### WORK TASK
Find each line below where the word "Setting" occurs, and copy it.

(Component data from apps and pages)
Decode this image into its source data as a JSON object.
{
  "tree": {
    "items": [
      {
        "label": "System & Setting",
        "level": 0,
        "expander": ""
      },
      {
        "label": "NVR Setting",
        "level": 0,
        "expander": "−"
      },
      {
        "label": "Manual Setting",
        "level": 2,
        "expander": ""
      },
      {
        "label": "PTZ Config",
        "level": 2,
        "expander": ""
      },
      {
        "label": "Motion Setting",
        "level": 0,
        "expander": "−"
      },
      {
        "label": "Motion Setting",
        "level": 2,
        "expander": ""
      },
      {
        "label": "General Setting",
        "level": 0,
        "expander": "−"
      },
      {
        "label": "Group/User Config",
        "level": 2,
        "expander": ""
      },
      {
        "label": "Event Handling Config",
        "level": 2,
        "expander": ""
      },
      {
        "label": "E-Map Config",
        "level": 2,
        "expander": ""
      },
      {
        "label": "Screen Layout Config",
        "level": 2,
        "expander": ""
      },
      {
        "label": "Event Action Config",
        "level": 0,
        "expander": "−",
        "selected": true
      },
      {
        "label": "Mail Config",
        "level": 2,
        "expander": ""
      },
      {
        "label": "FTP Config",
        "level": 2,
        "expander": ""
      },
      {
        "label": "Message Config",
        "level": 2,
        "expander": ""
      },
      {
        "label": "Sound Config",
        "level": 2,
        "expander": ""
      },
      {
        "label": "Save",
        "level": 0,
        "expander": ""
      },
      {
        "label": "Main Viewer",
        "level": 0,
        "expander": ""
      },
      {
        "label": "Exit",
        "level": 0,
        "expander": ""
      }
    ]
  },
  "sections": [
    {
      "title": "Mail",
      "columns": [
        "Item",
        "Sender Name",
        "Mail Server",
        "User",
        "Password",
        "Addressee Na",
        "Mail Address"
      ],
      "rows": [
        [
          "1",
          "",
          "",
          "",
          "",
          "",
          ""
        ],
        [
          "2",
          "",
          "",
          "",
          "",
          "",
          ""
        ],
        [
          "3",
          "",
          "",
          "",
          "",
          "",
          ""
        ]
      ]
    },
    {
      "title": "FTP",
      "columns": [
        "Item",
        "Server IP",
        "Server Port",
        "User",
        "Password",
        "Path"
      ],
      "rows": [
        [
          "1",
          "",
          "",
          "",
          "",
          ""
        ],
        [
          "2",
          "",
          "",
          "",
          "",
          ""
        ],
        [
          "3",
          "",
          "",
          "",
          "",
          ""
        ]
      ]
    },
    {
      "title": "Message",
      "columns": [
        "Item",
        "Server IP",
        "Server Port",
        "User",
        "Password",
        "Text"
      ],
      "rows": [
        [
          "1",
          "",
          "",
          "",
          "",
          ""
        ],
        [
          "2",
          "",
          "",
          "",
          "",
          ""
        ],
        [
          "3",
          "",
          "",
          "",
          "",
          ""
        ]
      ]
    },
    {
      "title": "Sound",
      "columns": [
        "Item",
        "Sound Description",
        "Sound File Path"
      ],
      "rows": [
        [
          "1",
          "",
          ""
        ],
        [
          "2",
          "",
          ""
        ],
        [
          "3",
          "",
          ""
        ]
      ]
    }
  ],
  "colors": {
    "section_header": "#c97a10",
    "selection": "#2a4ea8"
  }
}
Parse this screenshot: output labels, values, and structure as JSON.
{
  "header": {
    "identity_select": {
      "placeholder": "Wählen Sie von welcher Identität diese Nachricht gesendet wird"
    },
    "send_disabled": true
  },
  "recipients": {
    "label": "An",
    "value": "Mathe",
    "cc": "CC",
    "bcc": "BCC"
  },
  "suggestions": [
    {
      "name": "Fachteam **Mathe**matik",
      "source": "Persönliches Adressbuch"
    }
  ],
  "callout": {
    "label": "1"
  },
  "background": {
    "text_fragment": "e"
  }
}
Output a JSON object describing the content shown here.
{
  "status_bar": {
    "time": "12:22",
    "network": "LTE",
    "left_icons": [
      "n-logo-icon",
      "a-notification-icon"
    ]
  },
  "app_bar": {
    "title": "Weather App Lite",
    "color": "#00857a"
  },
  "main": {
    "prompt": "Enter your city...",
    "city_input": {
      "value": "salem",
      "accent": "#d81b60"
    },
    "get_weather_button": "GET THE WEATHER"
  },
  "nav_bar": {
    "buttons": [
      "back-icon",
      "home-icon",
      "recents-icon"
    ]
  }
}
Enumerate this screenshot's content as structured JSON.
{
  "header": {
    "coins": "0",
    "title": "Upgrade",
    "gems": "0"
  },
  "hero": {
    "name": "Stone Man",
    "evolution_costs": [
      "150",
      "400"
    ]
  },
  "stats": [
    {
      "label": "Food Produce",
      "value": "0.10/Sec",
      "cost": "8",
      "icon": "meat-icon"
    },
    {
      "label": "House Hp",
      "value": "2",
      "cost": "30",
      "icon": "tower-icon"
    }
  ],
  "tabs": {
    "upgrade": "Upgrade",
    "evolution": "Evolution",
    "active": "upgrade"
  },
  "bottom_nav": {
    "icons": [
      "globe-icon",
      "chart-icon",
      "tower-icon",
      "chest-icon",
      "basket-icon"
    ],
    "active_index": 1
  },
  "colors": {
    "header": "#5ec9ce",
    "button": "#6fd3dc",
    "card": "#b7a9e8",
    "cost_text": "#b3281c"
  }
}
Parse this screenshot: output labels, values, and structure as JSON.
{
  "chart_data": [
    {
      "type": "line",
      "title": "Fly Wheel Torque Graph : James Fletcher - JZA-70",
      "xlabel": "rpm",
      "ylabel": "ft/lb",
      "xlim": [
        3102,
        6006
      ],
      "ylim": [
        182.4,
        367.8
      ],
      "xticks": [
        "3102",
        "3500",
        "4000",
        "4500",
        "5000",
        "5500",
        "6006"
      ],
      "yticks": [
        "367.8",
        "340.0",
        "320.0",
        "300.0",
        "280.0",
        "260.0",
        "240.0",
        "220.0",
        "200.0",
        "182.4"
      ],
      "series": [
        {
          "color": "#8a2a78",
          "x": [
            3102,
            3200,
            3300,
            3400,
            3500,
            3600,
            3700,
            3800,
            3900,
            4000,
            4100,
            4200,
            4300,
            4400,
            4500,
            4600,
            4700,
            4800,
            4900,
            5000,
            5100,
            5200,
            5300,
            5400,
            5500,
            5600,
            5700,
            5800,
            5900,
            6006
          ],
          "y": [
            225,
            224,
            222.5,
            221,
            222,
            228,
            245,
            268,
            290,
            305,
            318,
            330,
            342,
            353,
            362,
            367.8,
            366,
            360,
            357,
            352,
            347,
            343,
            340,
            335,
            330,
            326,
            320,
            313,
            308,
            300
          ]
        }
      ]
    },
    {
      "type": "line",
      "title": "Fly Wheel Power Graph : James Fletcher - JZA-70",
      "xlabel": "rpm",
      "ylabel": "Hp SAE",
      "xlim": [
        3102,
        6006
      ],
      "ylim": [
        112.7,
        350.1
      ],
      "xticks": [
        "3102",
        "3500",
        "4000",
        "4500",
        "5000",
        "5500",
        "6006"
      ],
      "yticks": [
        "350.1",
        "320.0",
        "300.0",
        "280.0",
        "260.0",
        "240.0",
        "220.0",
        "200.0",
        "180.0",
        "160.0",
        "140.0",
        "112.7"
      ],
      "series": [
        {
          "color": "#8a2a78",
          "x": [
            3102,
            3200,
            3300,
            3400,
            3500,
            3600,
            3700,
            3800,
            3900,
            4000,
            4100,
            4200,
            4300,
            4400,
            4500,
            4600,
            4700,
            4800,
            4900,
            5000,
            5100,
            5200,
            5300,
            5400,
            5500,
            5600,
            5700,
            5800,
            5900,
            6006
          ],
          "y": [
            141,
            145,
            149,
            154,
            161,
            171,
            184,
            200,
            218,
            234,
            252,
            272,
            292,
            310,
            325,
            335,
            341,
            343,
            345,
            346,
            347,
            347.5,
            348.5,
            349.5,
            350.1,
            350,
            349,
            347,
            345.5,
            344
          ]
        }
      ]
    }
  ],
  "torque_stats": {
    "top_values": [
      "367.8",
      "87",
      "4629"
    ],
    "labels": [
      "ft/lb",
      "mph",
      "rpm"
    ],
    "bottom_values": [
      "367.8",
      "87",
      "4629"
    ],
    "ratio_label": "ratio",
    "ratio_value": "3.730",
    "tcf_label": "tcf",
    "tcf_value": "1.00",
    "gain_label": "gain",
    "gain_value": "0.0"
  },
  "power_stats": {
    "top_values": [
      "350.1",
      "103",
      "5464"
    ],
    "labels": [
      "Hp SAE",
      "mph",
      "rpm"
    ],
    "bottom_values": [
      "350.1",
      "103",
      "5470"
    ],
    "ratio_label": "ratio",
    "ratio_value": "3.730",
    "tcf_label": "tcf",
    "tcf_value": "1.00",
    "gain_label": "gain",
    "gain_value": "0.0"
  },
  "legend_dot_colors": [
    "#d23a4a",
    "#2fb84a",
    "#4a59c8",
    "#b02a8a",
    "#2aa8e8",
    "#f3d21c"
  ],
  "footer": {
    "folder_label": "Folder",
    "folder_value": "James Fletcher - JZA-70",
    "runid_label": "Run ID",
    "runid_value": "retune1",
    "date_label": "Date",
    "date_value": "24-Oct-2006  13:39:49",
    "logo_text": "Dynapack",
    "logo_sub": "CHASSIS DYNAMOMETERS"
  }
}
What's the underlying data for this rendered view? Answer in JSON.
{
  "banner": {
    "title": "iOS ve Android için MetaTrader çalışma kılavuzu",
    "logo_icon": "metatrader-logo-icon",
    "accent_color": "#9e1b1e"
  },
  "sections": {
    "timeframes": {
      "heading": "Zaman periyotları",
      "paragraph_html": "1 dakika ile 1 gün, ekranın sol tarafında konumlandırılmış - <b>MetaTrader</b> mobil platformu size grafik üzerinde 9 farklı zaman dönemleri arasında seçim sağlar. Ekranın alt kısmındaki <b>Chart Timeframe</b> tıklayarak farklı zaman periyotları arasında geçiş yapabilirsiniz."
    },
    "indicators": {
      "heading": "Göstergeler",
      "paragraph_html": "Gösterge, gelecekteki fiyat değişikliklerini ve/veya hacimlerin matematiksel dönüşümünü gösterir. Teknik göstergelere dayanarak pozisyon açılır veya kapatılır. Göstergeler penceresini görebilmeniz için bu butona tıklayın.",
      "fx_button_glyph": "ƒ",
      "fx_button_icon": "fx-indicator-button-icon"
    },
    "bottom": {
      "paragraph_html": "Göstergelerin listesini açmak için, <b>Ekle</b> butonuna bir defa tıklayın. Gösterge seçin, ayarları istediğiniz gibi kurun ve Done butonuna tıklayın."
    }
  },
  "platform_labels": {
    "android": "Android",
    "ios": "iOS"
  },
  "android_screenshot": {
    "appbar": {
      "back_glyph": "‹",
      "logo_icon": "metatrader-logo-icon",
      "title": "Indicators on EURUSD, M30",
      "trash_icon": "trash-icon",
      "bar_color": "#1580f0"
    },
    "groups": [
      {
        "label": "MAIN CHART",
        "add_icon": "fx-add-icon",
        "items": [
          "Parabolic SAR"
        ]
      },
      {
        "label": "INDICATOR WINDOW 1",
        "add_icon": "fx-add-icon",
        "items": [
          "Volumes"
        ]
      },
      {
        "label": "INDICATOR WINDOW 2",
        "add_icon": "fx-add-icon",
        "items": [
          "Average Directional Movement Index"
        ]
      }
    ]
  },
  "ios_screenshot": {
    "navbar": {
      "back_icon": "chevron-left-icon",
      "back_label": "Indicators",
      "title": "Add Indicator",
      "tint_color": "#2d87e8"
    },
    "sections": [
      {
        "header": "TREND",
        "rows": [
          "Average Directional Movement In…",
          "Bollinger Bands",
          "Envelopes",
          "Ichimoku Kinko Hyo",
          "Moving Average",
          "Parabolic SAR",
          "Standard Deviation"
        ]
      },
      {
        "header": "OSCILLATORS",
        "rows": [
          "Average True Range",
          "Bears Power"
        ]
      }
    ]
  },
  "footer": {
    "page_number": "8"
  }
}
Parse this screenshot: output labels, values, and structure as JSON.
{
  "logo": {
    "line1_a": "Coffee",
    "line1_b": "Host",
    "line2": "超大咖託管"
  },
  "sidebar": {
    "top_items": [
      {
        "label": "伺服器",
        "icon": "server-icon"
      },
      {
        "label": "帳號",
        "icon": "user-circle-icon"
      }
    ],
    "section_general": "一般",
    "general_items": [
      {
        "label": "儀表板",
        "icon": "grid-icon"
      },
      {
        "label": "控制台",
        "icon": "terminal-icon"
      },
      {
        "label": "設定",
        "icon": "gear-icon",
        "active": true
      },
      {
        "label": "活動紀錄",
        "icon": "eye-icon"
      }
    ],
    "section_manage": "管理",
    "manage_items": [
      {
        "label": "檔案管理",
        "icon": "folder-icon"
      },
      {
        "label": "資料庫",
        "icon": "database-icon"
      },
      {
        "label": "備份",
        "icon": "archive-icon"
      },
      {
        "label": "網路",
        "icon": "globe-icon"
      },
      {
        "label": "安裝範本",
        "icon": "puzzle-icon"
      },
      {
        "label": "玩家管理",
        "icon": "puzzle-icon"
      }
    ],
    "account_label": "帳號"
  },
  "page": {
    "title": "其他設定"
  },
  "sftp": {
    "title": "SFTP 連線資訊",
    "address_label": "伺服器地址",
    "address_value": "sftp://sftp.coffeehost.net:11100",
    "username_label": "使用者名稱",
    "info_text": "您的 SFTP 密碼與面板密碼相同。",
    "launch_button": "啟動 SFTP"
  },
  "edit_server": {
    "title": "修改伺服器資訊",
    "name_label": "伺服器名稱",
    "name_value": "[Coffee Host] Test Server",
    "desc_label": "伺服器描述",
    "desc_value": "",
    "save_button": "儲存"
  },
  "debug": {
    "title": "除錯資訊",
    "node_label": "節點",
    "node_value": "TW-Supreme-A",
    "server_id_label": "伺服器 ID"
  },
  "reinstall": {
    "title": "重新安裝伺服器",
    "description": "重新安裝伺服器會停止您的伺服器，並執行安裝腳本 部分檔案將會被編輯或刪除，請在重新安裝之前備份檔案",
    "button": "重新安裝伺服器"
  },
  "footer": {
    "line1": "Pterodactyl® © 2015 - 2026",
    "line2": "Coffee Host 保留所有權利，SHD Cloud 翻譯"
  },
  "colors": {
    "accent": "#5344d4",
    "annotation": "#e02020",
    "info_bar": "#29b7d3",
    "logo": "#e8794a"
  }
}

### ANSWER BELOW
        "label": "System & Setting",
        "label": "NVR Setting",
        "label": "Manual Setting",
        "label": "Motion Setting",
        "label": "Motion Setting",
        "label": "General Setting",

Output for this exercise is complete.